Work instruction –
Which lines below mention "name"? Pick each one out.

(Beginning of Exercise materials)

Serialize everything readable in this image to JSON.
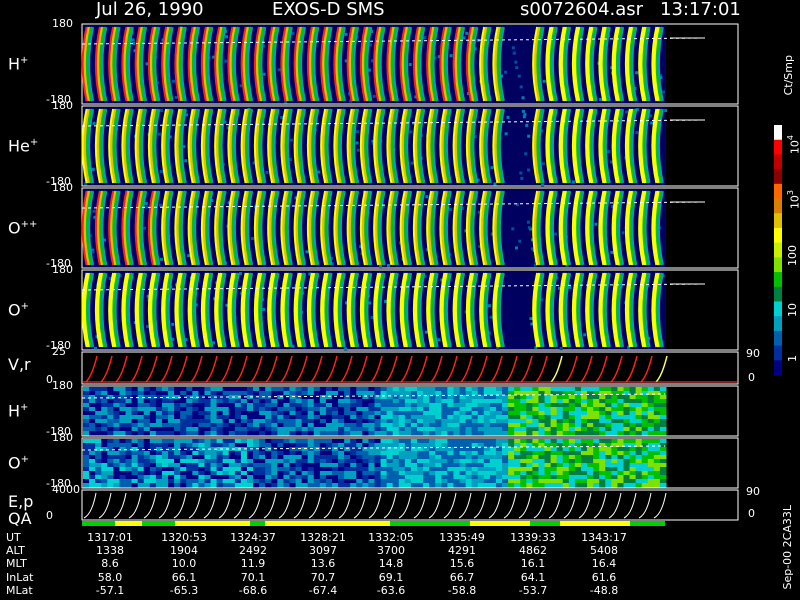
{
  "header": {
    "date": "Jul 26, 1990",
    "instrument": "EXOS-D SMS",
    "file": "s0072604.asr",
    "time": "13:17:01"
  },
  "panels": [
    {
      "id": "hplus",
      "label": "H",
      "sup": "+",
      "ymax": "180",
      "ymin": "-180"
    },
    {
      "id": "heplus",
      "label": "He",
      "sup": "+",
      "ymax": "180",
      "ymin": "-180"
    },
    {
      "id": "oplusplus",
      "label": "O",
      "sup": "++",
      "ymax": "180",
      "ymin": "-180"
    },
    {
      "id": "oplus",
      "label": "O",
      "sup": "+",
      "ymax": "180",
      "ymin": "-180"
    },
    {
      "id": "vr",
      "label": "V,r",
      "sup": "",
      "ymax": "25",
      "ymin": "0",
      "rmax": "90",
      "rmin": "0"
    },
    {
      "id": "hplus2",
      "label": "H",
      "sup": "+",
      "ymax": "180",
      "ymin": "-180"
    },
    {
      "id": "oplus2",
      "label": "O",
      "sup": "+",
      "ymax": "180",
      "ymin": "-180"
    },
    {
      "id": "ep",
      "label": "E,p",
      "sup": "",
      "ymax": "4000",
      "ymin": "0",
      "rmax": "90",
      "rmin": "0"
    }
  ],
  "qa_label": "QA",
  "colorbar": {
    "unit": "Ct/Smp",
    "labels": [
      {
        "text": "10",
        "sup": "4",
        "pos": 0.08
      },
      {
        "text": "10",
        "sup": "3",
        "pos": 0.3
      },
      {
        "text": "100",
        "sup": "",
        "pos": 0.52
      },
      {
        "text": "10",
        "sup": "",
        "pos": 0.75
      },
      {
        "text": "1",
        "sup": "",
        "pos": 0.96
      }
    ],
    "colors": [
      "#ffffff",
      "#ff0000",
      "#c00000",
      "#8b0000",
      "#ff6600",
      "#d98000",
      "#e0c000",
      "#ffff00",
      "#c8f000",
      "#80e000",
      "#00c000",
      "#008040",
      "#00d0d0",
      "#00a0c0",
      "#0060b0",
      "#0030a0",
      "#000080"
    ]
  },
  "footer": {
    "rows": [
      {
        "name": "UT",
        "values": [
          "1317:01",
          "1320:53",
          "1324:37",
          "1328:21",
          "1332:05",
          "1335:49",
          "1339:33",
          "1343:17"
        ]
      },
      {
        "name": "ALT",
        "values": [
          "1338",
          "1904",
          "2492",
          "3097",
          "3700",
          "4291",
          "4862",
          "5408"
        ]
      },
      {
        "name": "MLT",
        "values": [
          "8.6",
          "10.0",
          "11.9",
          "13.6",
          "14.8",
          "15.6",
          "16.1",
          "16.4"
        ]
      },
      {
        "name": "InLat",
        "values": [
          "58.0",
          "66.1",
          "70.1",
          "70.7",
          "69.1",
          "66.7",
          "64.1",
          "61.6"
        ]
      },
      {
        "name": "MLat",
        "values": [
          "-57.1",
          "-65.3",
          "-68.6",
          "-67.4",
          "-63.6",
          "-58.8",
          "-53.7",
          "-48.8"
        ]
      }
    ],
    "side_text": "Sep-00 2CA33L"
  },
  "chart_data": {
    "type": "heatmap",
    "x": [
      "1317:01",
      "1320:53",
      "1324:37",
      "1328:21",
      "1332:05",
      "1335:49",
      "1339:33",
      "1343:17"
    ],
    "panels": [
      "H+",
      "He+",
      "O++",
      "O+",
      "V,r",
      "H+",
      "O+",
      "E,p"
    ],
    "pitch_angle_range": [
      -180,
      180
    ],
    "vr_range": [
      0,
      25
    ],
    "ep_range": [
      0,
      4000
    ],
    "right_axis_range": [
      0,
      90
    ],
    "colorbar_label": "Ct/Smp",
    "colorbar_ticks": [
      "1",
      "10",
      "100",
      "10^3",
      "10^4"
    ],
    "colorbar_scale": "log"
  },
  "colors": {
    "background": "#000000",
    "plot_bg": "#000060",
    "axis": "#ffffff",
    "trace_red": "#ff2020",
    "trace_yellow": "#ffff60",
    "qa_green": "#00d000",
    "qa_yellow": "#ffff00"
  }
}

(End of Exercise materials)

Task result –
        "name": "UT",
        "name": "ALT",
        "name": "MLT",
        "name": "InLat",
        "name": "MLat",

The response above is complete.